Much to my wife's chagrin I've chosen to do it all over again. Partly because my 4:14:09 finish fell short of my goal, but mostly because doing this for Children's Hospital to honor the memory of my friend's daughter Brenya Elizabeth Sullivan is something I feel called to do. It feels great to be involved in something so much bigger than myself. It has grown into an emotional and passionate mission for me, one that I plan to continue for many years to come. I am absolutely sure that even if I am graced with the ability to run a BQ some day, I will still run for the Children's Hospital "Miles for Miracles" program. Even if I am given an invitational bib from my running club one year, I'll still raise money for Children's. This year I plan on raising $10k. You can help me by going to my fundraising website and donating- https://howtohelp.childrenshospital.org/bostonmarathon/pfp/?ProfileID=WD0030
Again, I really do feel sorry for those who ran a BQ and didn't get in. It sucks. But, such is life. It's not the end of the World, and there are other options available to you. If you ran a BQ and were unable to get in this year, why not run for charity? There are 24 charities you can run for. Many of them still have spots open on their team. And it won't "cheapen" the experience for you since you've already run a BQ! What's holding you back? Let's see what type of commitment you are capable of, huh?
I also hope that the B.A.A. makes note of all that has transpired this year (in fact the past couple of years) and makes the proper adjustments accordingly. I don't think that the answer is to make the BQ time standards stricter. Like I said earlier, we are in the middle of a running boom, and these things are always cyclical. With a few minor adjustments I'm sure the B.A.A. can weather the storm. I know that since they broke-up the start into two waves, they've been working with the towns and municipalities along the course trying to increase the field size limit. I know that would be helpful. but why not also extend the length of time that running a BQ is valid for to say 2, 3 or even 5 years (but, of course, as soon as you use it, you lose it). I think these two adjustments might just solve the problem altogether.
There are a lot of races out there that have stricter qualification standards, but I argue they just aren't the spectacle and prestige of Boston. But, if you're really interested in qualifying for and running a truly "elite" and "World class" event, as many have expressed, then why not shoot for the Fukuoka Marathon in Japan? Think you have it in you? Be my guest! My point is that it's NOT the qualifying times that make Boston what it is. It is in fact Boston itself. Nowhere will you have anywhere near the experience of the Boston Marathon. The course, the fans, the people, the volunteers, the organization, you name it. Everything that encompasses the Boston Marathon is in fact the draw, not the qualifying times. Besides, if you run a BQ does that mean you expect to win the race? Do you even expect to win your age group? Probably not. So, who in fact are you racing against when you run Boston? Yourself? That's what I thought. You're no different than me or any other charity runner in the race. We are all runners. Yet I argue that the charity runner may have a little more invested.

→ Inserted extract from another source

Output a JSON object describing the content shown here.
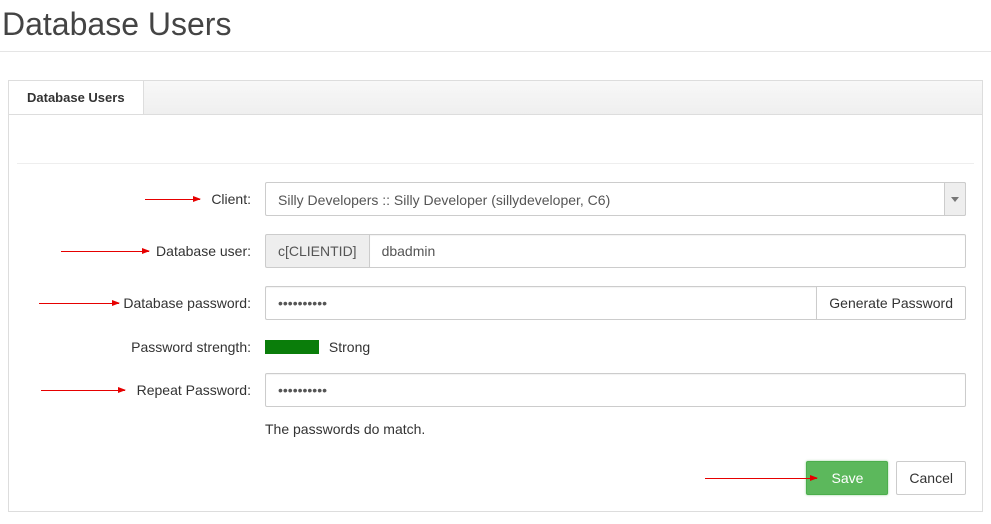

Who does the Boston Marathon belong to after all? It belongs to Boston. It belongs to history. It belongs to tradition. It belongs to stories told for years to come. It does not belong to you just because you happen to be athletically talented, genetically gifted, or well-trained enough to have run a BQ.